Reading Polly's running commentary will hurt anyone with a modicum of empathy—she hates her new face just as much as she hates strangers for reacting to it—and to make it hurt even more, her voice is immediately believable, and rings clear and true. There's no disconnect: in reading Catch & Release, you're reading Polly's words, not Blythe Woolston's. At least, that's how it feels.
As easy as it is to understand her prickliness, it's also easy to feel for Odd—who, to be fair, can be massively, amazingly obnoxious—who is often on the receiving end of her biting sarcasm. Because of her "disinclination to enter fully into a meaningful exchange"* she doesn't know why Odd's on this trip, and because she's so wrapped up in her own pain and anger, she doesn't much care, either. And, to be honest, I was so wrapped up in her voice that I didn't really think about his motivations and mindset until I was a good two-thirds of the way through the book.
So, on one hand, reading this book was a little like repeatedly punching myself in the face for two hours. I found it that painful. Polly is angry and hurting and angry some more and hurting some more. But, on the other hand, the last few pages—in which you finally get to hear what Odd thinks—made all of that pain worthwhile, and then going back and reading the first few pages and seeing all of the little details that show how much the roadtrip has changed her... well. Lovely, that.
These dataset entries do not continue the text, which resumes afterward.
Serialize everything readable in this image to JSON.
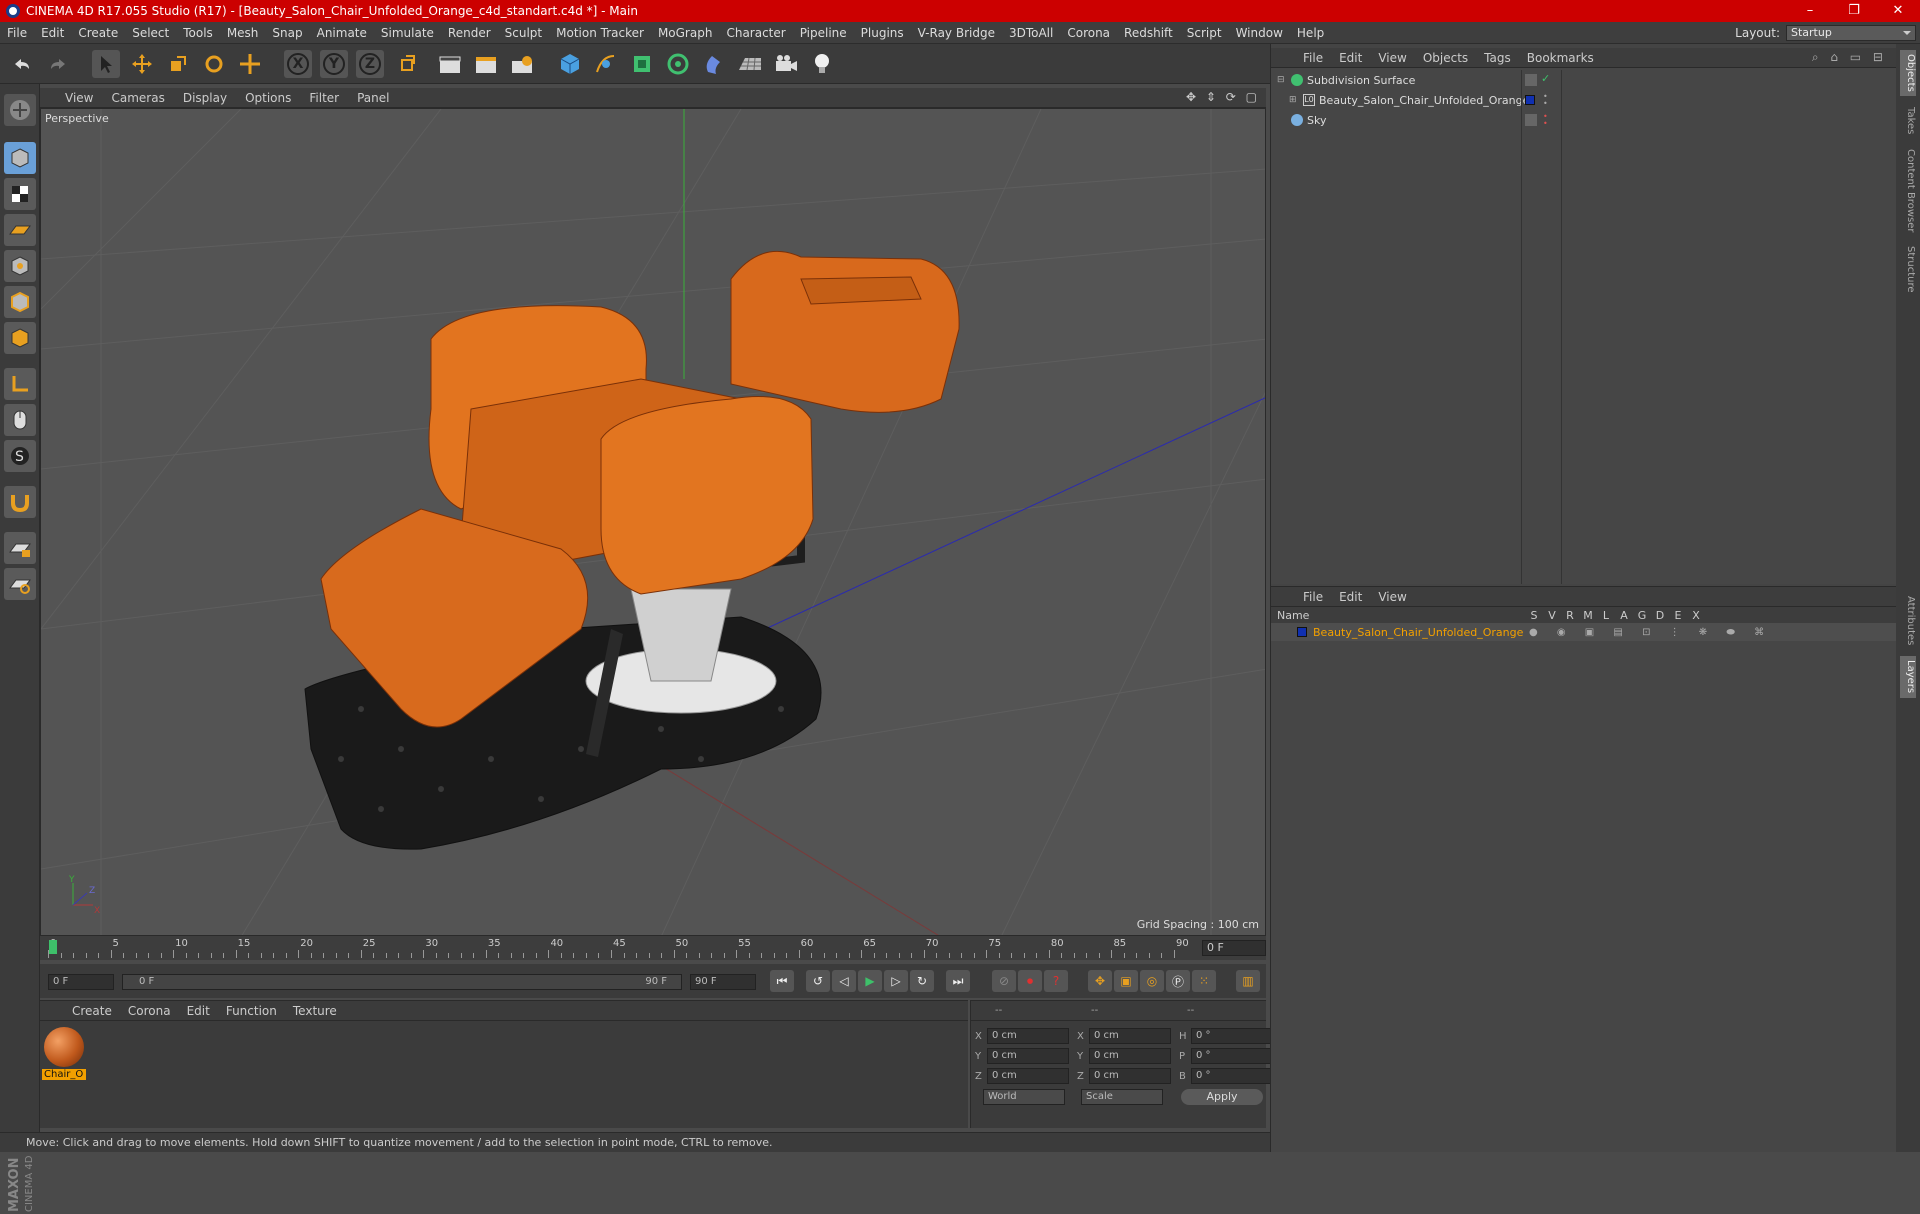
{
  "window": {
    "title": "CINEMA 4D R17.055 Studio (R17) - [Beauty_Salon_Chair_Unfolded_Orange_c4d_standart.c4d *] - Main",
    "controls": [
      "–",
      "❐",
      "✕"
    ]
  },
  "menubar": {
    "items": [
      "File",
      "Edit",
      "Create",
      "Select",
      "Tools",
      "Mesh",
      "Snap",
      "Animate",
      "Simulate",
      "Render",
      "Sculpt",
      "Motion Tracker",
      "MoGraph",
      "Character",
      "Pipeline",
      "Plugins",
      "V-Ray Bridge",
      "3DToAll",
      "Corona",
      "Redshift",
      "Script",
      "Window",
      "Help"
    ],
    "layout_label": "Layout:",
    "layout_value": "Startup"
  },
  "toolbar": {
    "axis_buttons": [
      "X",
      "Y",
      "Z"
    ]
  },
  "viewport": {
    "menu": [
      "View",
      "Cameras",
      "Display",
      "Options",
      "Filter",
      "Panel"
    ],
    "label": "Perspective",
    "grid_spacing": "Grid Spacing : 100 cm",
    "axis_labels": [
      "Y",
      "Z",
      "X"
    ]
  },
  "timeline": {
    "ticks": [
      "0",
      "5",
      "10",
      "15",
      "20",
      "25",
      "30",
      "35",
      "40",
      "45",
      "50",
      "55",
      "60",
      "65",
      "70",
      "75",
      "80",
      "85",
      "90"
    ],
    "current_frame": "0 F"
  },
  "playbar": {
    "start_field": "0 F",
    "range_start": "0 F",
    "range_end": "90 F",
    "end_field": "90 F"
  },
  "material_panel": {
    "menu": [
      "Create",
      "Corona",
      "Edit",
      "Function",
      "Texture"
    ],
    "material_name": "Chair_O"
  },
  "attributes": {
    "header": [
      "--",
      "--",
      "--"
    ],
    "rows": [
      {
        "a": "X",
        "av": "0 cm",
        "b": "X",
        "bv": "0 cm",
        "c": "H",
        "cv": "0 °"
      },
      {
        "a": "Y",
        "av": "0 cm",
        "b": "Y",
        "bv": "0 cm",
        "c": "P",
        "cv": "0 °"
      },
      {
        "a": "Z",
        "av": "0 cm",
        "b": "Z",
        "bv": "0 cm",
        "c": "B",
        "cv": "0 °"
      }
    ],
    "coord_system": "World",
    "mode": "Scale",
    "apply_label": "Apply"
  },
  "statusbar": {
    "text": "Move: Click and drag to move elements. Hold down SHIFT to quantize movement / add to the selection in point mode, CTRL to remove."
  },
  "object_manager": {
    "menu": [
      "File",
      "Edit",
      "View",
      "Objects",
      "Tags",
      "Bookmarks"
    ],
    "objects": [
      {
        "name": "Subdivision Surface"
      },
      {
        "name": "Beauty_Salon_Chair_Unfolded_Orange"
      },
      {
        "name": "Sky"
      }
    ]
  },
  "layer_manager": {
    "menu": [
      "File",
      "Edit",
      "View"
    ],
    "columns": [
      "Name",
      "S",
      "V",
      "R",
      "M",
      "L",
      "A",
      "G",
      "D",
      "E",
      "X"
    ],
    "layers": [
      {
        "name": "Beauty_Salon_Chair_Unfolded_Orange",
        "color": "#1030b0"
      }
    ]
  },
  "side_tabs": [
    "Objects",
    "Takes",
    "Content Browser",
    "Structure",
    "Attributes",
    "Layers"
  ],
  "brand": {
    "logo_text": "MAXON CINEMA 4D"
  },
  "colors": {
    "accent": "#cc0000",
    "selection": "#f2a000",
    "chair": "#d8691c"
  }
}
*Name that show! Bonus points if you know which character said it!
Book source: Review copy from the publisher.